Public relations involves crafting messages that express the company’s position or touts their products. What if you can send those messages out into the wild and let them go? Find the influencers that can take those messages, change them, make them their own, and spread them further than the reach of a news site or a printed trade magazine. And you must monitor those messages and mentions. Traditional PR services involved clipping. Now we “clip the web.” And this can be done at a simple level using basic monitoring tools, or at a deeper level with more complex tools. These choices are determined by the scale of your online universe. As these idea come back through monitoring you can determine what worked and what didn’t in a continuous evaluation and analysis process.


Much of the legwork of the content creation of a social media plan can occur within the PR function. They interact with company subject matter experts. They interview industry thought leaders. They are in constant contact with editors, writers, bloggers in the industry to keep a pulse on what is happening. While press releases are happening in this world, this is not important to this part of the story. We are more interested in the deeper dives of the case studies and white papers. This information can be turned on its side for the more informal content required for a blog, which is the core component of social media for a B2B company. The best thing about a blog is that it shows how a company thinks. Don’t talk about products, services, features and benefits, but use a blog to show industry leadership. What are the questions others are asking? You can answer them. And all this content needs to be published on a regular and consistent basis. Your PR team can develop and maintain an editorial calendar to keep this on task.

And this blog content can now radiate outward. Repurpose it on a Facebook fan page. Post links to in Twitter. Share it on LinkedIn. When people ask questions in an online forum use content from the blog to answer them. You can tell them you wrote a blog post about it, excerpt the relevant section, and provide a link if they want to read the rest of the post.
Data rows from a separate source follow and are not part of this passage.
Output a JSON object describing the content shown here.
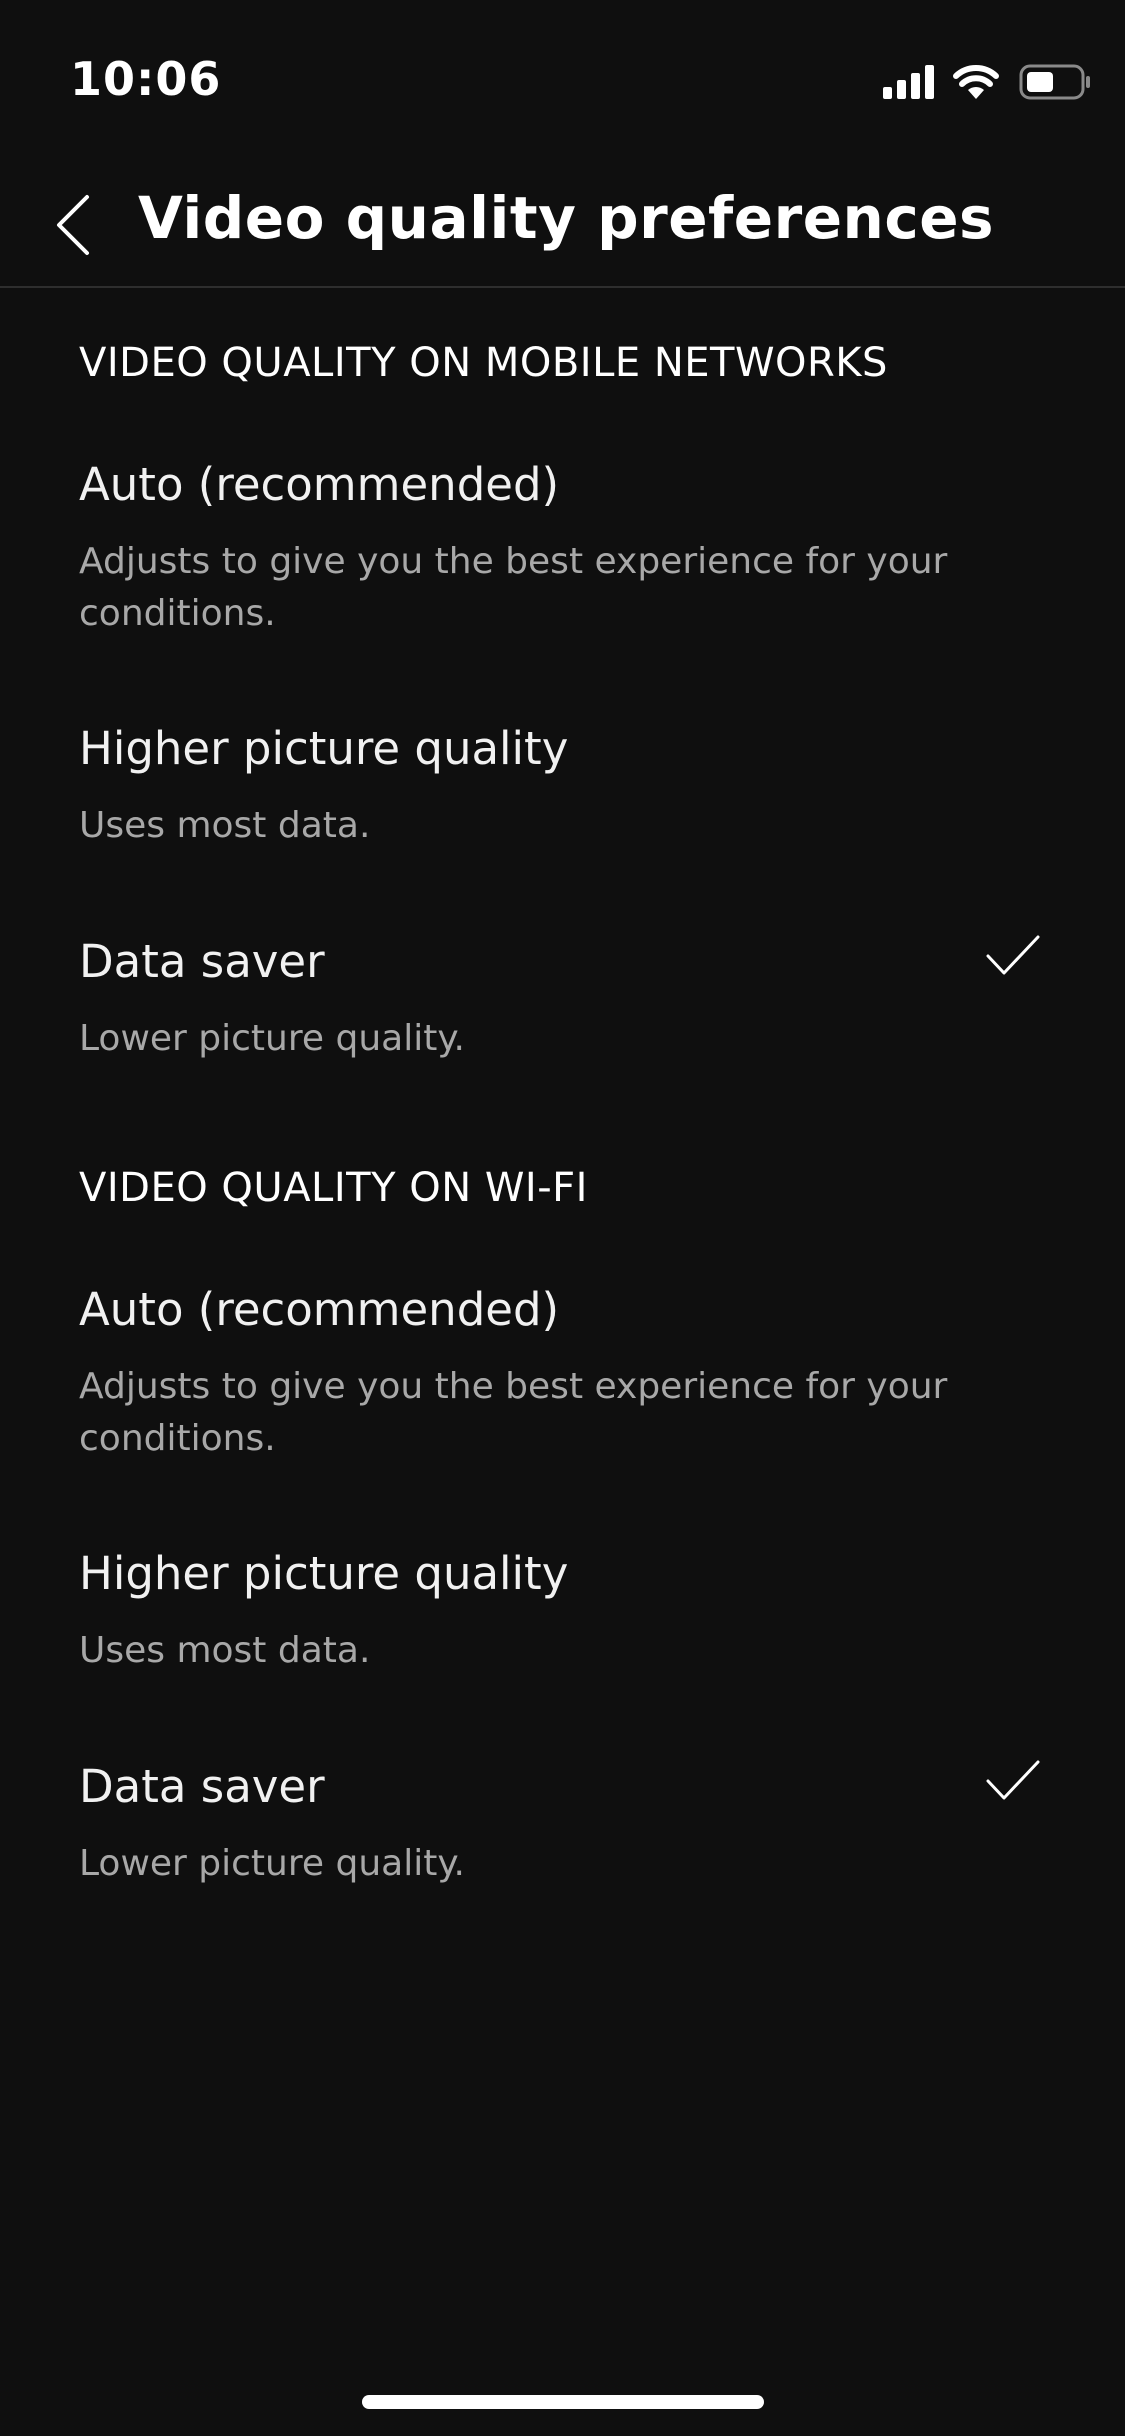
{
  "status_bar": {
    "time": "10:06",
    "icons": [
      "signal-icon",
      "wifi-icon",
      "battery-icon"
    ]
  },
  "header": {
    "back_icon": "chevron-left-icon",
    "title": "Video quality preferences"
  },
  "sections": [
    {
      "title": "VIDEO QUALITY ON MOBILE NETWORKS",
      "options": [
        {
          "label": "Auto (recommended)",
          "description": "Adjusts to give you the best experience for your conditions.",
          "selected": false
        },
        {
          "label": "Higher picture quality",
          "description": "Uses most data.",
          "selected": false
        },
        {
          "label": "Data saver",
          "description": "Lower picture quality.",
          "selected": true
        }
      ]
    },
    {
      "title": "VIDEO QUALITY ON WI-FI",
      "options": [
        {
          "label": "Auto (recommended)",
          "description": "Adjusts to give you the best experience for your conditions.",
          "selected": false
        },
        {
          "label": "Higher picture quality",
          "description": "Uses most data.",
          "selected": false
        },
        {
          "label": "Data saver",
          "description": "Lower picture quality.",
          "selected": true
        }
      ]
    }
  ],
  "colors": {
    "background": "#0f0f0f",
    "text_primary": "#f1f1f1",
    "text_secondary": "#a8a8a8"
  }
}
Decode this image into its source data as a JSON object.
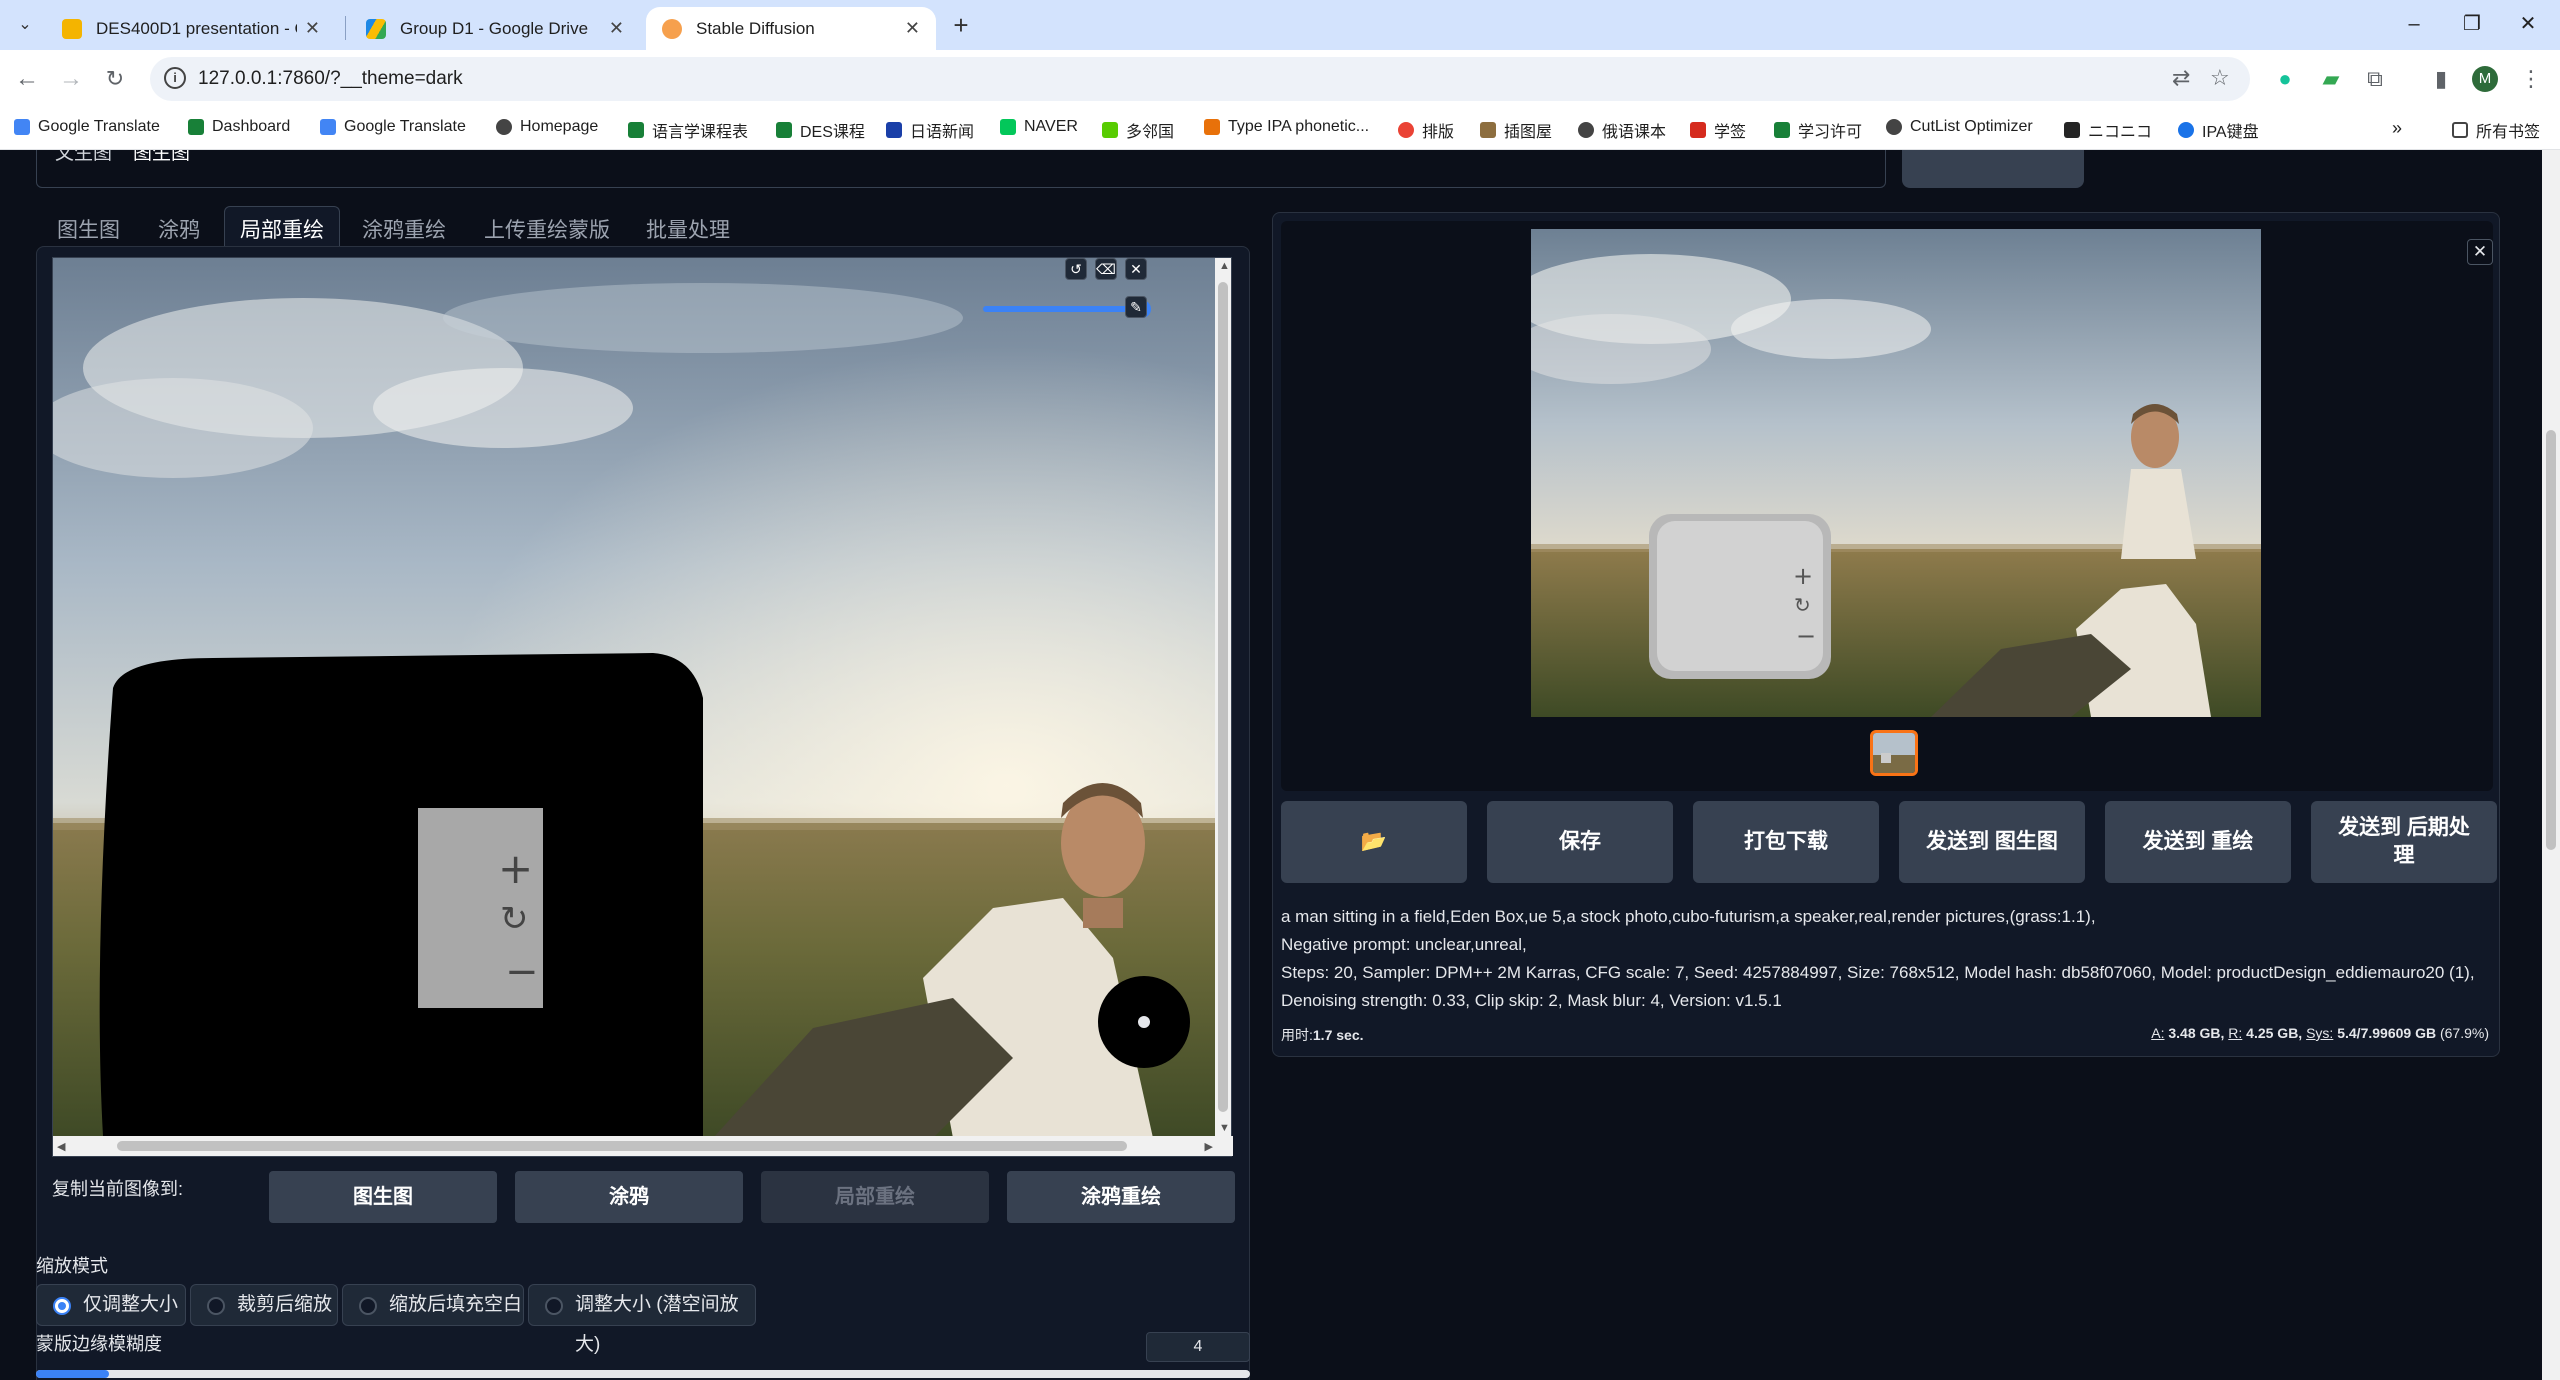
{
  "browser": {
    "tabs": [
      {
        "title": "DES400D1 presentation - Go",
        "favicon_color": "#f4b400"
      },
      {
        "title": "Group D1 - Google Drive",
        "favicon_color": "#1e88e5"
      },
      {
        "title": "Stable Diffusion",
        "favicon_color": "#f6a04d"
      }
    ],
    "url": "127.0.0.1:7860/?__theme=dark",
    "profile_initial": "M",
    "bookmarks": [
      "Google Translate",
      "Dashboard",
      "Google Translate",
      "Homepage",
      "语言学课程表",
      "DES课程",
      "日语新闻",
      "NAVER",
      "多邻国",
      "Type IPA phonetic...",
      "排版",
      "插图屋",
      "俄语课本",
      "学签",
      "学习许可",
      "CutList Optimizer",
      "ニコニコ",
      "IPA键盘"
    ],
    "bookmark_folder": "所有书签"
  },
  "app": {
    "top_tabs": [
      "文生图",
      "图生图"
    ],
    "sub_tabs": [
      "图生图",
      "涂鸦",
      "局部重绘",
      "涂鸦重绘",
      "上传重绘蒙版",
      "批量处理"
    ],
    "copy_label": "复制当前图像到:",
    "copy_buttons": [
      "图生图",
      "涂鸦",
      "局部重绘",
      "涂鸦重绘"
    ],
    "resize_mode_label": "缩放模式",
    "resize_modes": [
      "仅调整大小",
      "裁剪后缩放",
      "缩放后填充空白",
      "调整大小 (潜空间放大)"
    ],
    "mask_blur_label": "蒙版边缘模糊度",
    "mask_blur_value": "4",
    "mask_blur_fraction": 0.06,
    "output_buttons": [
      "📂",
      "保存",
      "打包下载",
      "发送到 图生图",
      "发送到 重绘",
      "发送到 后期处理"
    ],
    "gen_info": {
      "prompt": "a man sitting in a field,Eden Box,ue 5,a stock photo,cubo-futurism,a speaker,real,render pictures,(grass:1.1),",
      "negative": "Negative prompt: unclear,unreal,",
      "params": "Steps: 20, Sampler: DPM++ 2M Karras, CFG scale: 7, Seed: 4257884997, Size: 768x512, Model hash: db58f07060, Model: productDesign_eddiemauro20 (1), Denoising strength: 0.33, Clip skip: 2, Mask blur: 4, Version: v1.5.1"
    },
    "time_label": "用时:",
    "time_value": "1.7 sec.",
    "mem": {
      "a_label": "A:",
      "a_value": "3.48 GB,",
      "r_label": "R:",
      "r_value": "4.25 GB,",
      "sys_label": "Sys:",
      "sys_value": "5.4/7.99609 GB",
      "pct": "(67.9%)"
    }
  }
}
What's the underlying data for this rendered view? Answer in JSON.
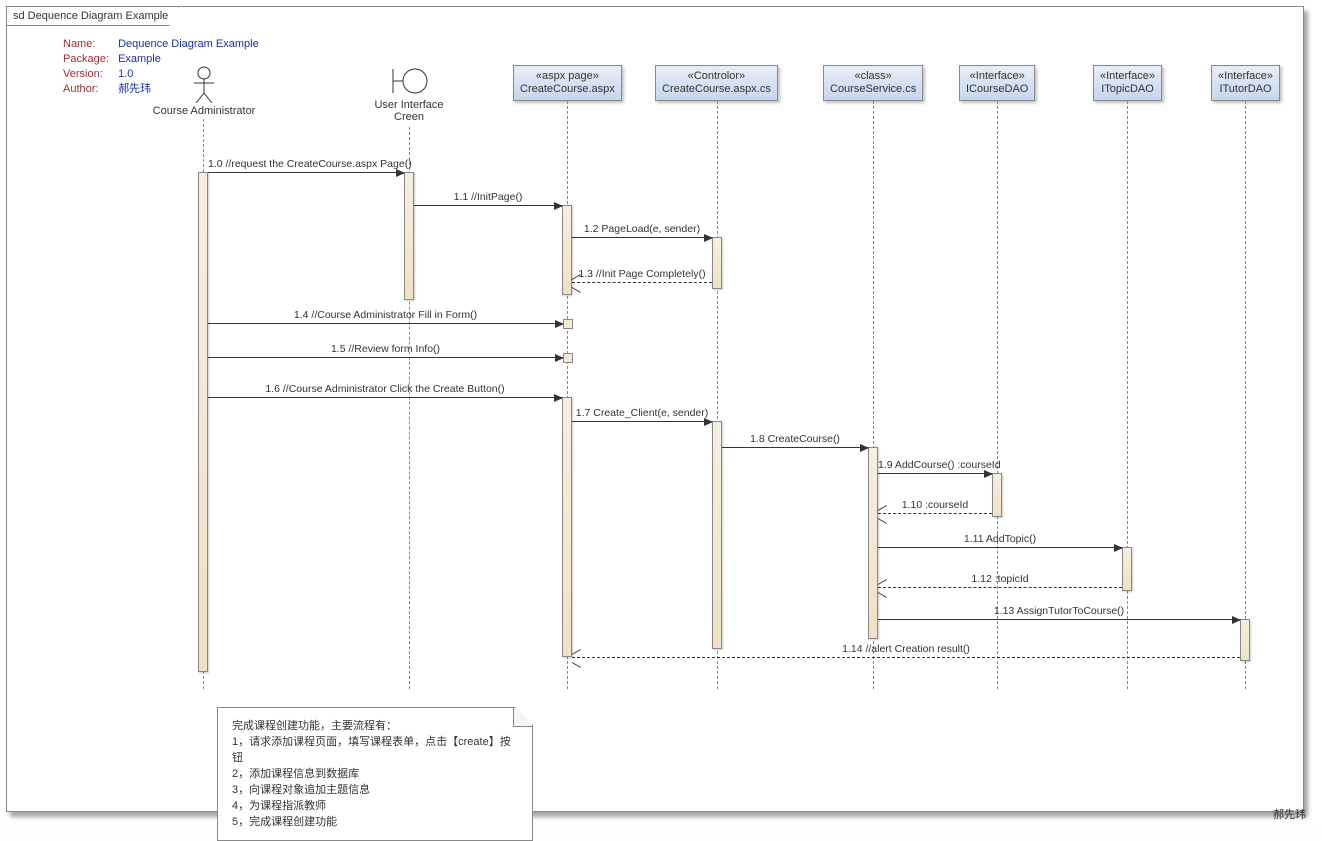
{
  "frame_title": "sd Dequence Diagram Example",
  "metadata": {
    "name_label": "Name:",
    "name_value": "Dequence Diagram Example",
    "package_label": "Package:",
    "package_value": "Example",
    "version_label": "Version:",
    "version_value": "1.0",
    "author_label": "Author:",
    "author_value": "郝先玮"
  },
  "participants": {
    "p0": "Course Administrator",
    "p1": "User Interface Creen",
    "p2_stereo": "«aspx page»",
    "p2_name": "CreateCourse.aspx",
    "p3_stereo": "«Controlor»",
    "p3_name": "CreateCourse.aspx.cs",
    "p4_stereo": "«class»",
    "p4_name": "CourseService.cs",
    "p5_stereo": "«Interface»",
    "p5_name": "ICourseDAO",
    "p6_stereo": "«Interface»",
    "p6_name": "ITopicDAO",
    "p7_stereo": "«Interface»",
    "p7_name": "ITutorDAO"
  },
  "messages": {
    "m1_0": "1.0 //request the CreateCourse.aspx Page()",
    "m1_1": "1.1 //InitPage()",
    "m1_2": "1.2 PageLoad(e, sender)",
    "m1_3": "1.3 //Init Page Completely()",
    "m1_4": "1.4 //Course Administrator Fill in  Form()",
    "m1_5": "1.5 //Review  form Info()",
    "m1_6": "1.6 //Course Administrator Click the Create Button()",
    "m1_7": "1.7 Create_Client(e, sender)",
    "m1_8": "1.8 CreateCourse()",
    "m1_9": "1.9 AddCourse() :courseId",
    "m1_10": "1.10  :courseId",
    "m1_11": "1.11 AddTopic()",
    "m1_12": "1.12  :topicId",
    "m1_13": "1.13 AssignTutorToCourse()",
    "m1_14": "1.14 //alert Creation result()"
  },
  "note": {
    "l0": "完成课程创建功能，主要流程有：",
    "l1": "1，请求添加课程页面，填写课程表单，点击【create】按钮",
    "l2": "2，添加课程信息到数据库",
    "l3": "3，向课程对象追加主题信息",
    "l4": "4，为课程指派教师",
    "l5": "5，完成课程创建功能"
  },
  "watermark": "郝先玮"
}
This will start building relationships.


So now the question comes up is social media right for B2B? Is it too early? Are we ready? Well, B2B selling is all about relationships, engaging and a long sales cycle. That’s why social media is perfect fit, because that’s what social media is all about. It’s about building relationships. Engaging with others with similar interests. Developing trust by providing value and solutions. Social media provides many opportunities for continuous touch points over a long sales cycle. But social media can’t fix your product. If you have quality issues, those become magnified through these relationships. No social media plan can cover up company problems. In fact, many times, these types of programs provide the incentive to get the product right. And if you brand stands for quality, now is the time to back that up.


So the last piece of the social media landscape is community. These relationships don’t happen in isolation. The point is to connect with others in an ever-growing web of connection and influence. By engaging and building trust with your connections, they can share you ideas with their connections. The influencers are the leaders of these communities. Some are formal, while others are informal. Yes, there are opportunities to sponsor and support these communities, but companies and brands will never lead them. There is more value in letting go of control and letting your message spread organically through the community. This is building your brand through social media.

While I was speaking within the context of a larger presentation, these concepts work as a stand alone explanation of the benefits of social media in a B2B organization. What are some the keys points you use to sell social media either within your company or to your clients?